**Extracted information**
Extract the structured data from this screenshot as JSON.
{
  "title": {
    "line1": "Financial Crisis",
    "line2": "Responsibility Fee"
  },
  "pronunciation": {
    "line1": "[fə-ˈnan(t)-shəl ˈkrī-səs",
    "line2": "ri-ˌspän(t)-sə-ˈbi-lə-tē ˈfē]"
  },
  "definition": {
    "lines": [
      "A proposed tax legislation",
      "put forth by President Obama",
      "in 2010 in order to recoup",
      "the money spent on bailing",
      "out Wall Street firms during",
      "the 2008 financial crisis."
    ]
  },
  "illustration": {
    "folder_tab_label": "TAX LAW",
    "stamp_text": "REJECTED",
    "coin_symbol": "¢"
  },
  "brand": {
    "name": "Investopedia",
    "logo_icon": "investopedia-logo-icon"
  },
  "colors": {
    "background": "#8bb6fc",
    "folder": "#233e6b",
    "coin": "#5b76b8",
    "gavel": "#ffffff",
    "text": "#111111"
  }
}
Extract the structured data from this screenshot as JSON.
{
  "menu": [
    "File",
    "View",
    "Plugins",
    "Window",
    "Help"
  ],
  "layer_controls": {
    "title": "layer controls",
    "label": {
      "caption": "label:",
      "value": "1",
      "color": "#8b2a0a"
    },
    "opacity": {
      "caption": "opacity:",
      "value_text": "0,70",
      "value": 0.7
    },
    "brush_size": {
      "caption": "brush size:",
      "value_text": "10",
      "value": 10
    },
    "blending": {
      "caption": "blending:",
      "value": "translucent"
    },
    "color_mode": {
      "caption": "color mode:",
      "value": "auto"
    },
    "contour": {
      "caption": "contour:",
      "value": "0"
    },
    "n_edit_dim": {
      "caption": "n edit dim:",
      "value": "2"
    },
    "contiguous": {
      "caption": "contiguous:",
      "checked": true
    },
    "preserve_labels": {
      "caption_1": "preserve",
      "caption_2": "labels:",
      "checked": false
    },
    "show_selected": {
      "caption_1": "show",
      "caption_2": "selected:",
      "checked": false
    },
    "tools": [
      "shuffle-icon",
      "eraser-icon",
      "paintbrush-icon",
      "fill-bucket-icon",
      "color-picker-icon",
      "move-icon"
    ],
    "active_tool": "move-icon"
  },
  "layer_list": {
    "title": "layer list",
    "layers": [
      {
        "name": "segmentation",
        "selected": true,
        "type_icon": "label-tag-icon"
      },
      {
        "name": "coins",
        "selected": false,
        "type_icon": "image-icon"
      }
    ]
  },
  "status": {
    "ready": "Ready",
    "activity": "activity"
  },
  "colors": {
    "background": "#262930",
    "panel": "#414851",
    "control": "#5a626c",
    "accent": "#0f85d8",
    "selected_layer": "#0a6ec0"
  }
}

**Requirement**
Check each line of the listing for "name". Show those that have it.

**Exercise answer**
    "name": "Investopedia",
        "name": "segmentation",
        "name": "coins",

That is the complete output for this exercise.